As the United States prepares to send massive amounts of aid to Gaza, the Biden administration admits it hasn’t a clue whether Hamas will get its terrorist hands on the cash.
Hamas recently rained more than 4,000 rockets upon Israel, inviting retaliation from the Jewish state that destroyed buildings and infrastructure in Gaza.
A ceasefire was declared last week, sparking the United States to begin passing the hat for aid to Gaza through the international community. Secretary of State Antony Blinken is visiting the region to begin the process.
The State Department provided a briefing to reporters with the condition that all information be attributed to a senior State Department official.
One reporter asked, “How can the U.S. guarantee aid to Gaza won’t be diverted toward replenishing the Hamas arsenal?”
“We’re going to be working in partnership with the United Nations and the Palestinian Authority to kind of channel aid there in a manner that does its best to go to the people of Gaza. I’m also sure that the Government of Egypt will have some role in that,” the official said.
“As we’ve seen in life, as we all know in life, there are no guarantees, but we’re going to do everything that we can to ensure that this assistance reaches the people who need it the most.”

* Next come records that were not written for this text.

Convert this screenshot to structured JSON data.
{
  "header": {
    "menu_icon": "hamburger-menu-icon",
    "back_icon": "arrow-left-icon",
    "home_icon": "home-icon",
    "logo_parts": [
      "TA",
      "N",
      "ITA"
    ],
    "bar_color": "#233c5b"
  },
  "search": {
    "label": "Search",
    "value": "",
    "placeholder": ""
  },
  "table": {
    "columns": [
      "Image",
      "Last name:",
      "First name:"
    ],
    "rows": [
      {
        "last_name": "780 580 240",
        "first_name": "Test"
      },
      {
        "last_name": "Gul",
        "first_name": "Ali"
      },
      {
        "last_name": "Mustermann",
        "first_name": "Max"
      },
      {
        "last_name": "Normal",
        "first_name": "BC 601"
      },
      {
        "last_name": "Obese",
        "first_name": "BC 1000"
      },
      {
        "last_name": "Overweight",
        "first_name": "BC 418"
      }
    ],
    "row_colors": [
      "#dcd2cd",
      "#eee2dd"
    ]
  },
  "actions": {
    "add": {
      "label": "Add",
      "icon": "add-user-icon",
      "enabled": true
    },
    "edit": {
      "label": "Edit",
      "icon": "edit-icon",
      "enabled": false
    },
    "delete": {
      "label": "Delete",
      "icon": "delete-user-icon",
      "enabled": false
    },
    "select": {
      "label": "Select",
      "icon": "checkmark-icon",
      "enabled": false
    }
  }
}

The question did not go away.
“But I was just curious as to how you all envision helping rebuild Gaza by working with the [Palestinian Authority] given that Hamas and the PA can’t stand each other and Hamas controls Gaza. How is that going to work?” another reporter asked.
Are you concerned this aid could end up in the hands of Hamas?
Yes: 99% (85 Votes)
No: 1% (1 Votes)
“That’s a great question,” the State Department official replied. “And we’ve been meeting regularly and intensively with the United Nations, which is going to — we expect to lead the reconstruction efforts there.
“We’ve also been meeting with the PA and together with the United Nations to look for a formula to kind of create a partnership between the United Nations and the Palestinian Authority to channel through the reconstruction assistance,” the official added.
“And I think we don’t talk to Hamas, obviously, but we would — we expect that they understand that if assistance is going to come in, that’s the manner it’s going to do so. But you’re right; it presents significant challenges. But we believe that by doing so it will get us on the pathway, we hope eventually, to a reintegration to some extent of the Palestinian Authority in Gaza, which we hope in turn can help create the conditions to move us forward to a more stable situation.”
The official implied that the United Nations had more muscle on the ground in Gaza than Hamas.
“Given the perception that Hamas has been considerably strengthened politically by this with the people of Gaza showing their muscle against Israel, do they effectively have veto power over how the aid, if it materializes, is going to be distributed despite the efforts to run it through the UN and the Palestinian Authority?” a reporter asked.
“We certainly don’t see Hamas as having a veto power,” the official responded. “We’re going to be working with the United Nations, and the United Nations has a significant and meaningful presence on the ground there.
“And we are confident that working in partnership with them and also with the involvement of the Palestinian Authority in the process, we will get the job done,” the official continued.
“In terms of the Palestinian Authority, look, again, the aid is going to be primarily going through the United Nations with the participation of the Palestinian Authority. And that’s going to be our — that’s going to be our focus. So we’re not — so that’s really going to be our focus. I’ll leave it there.”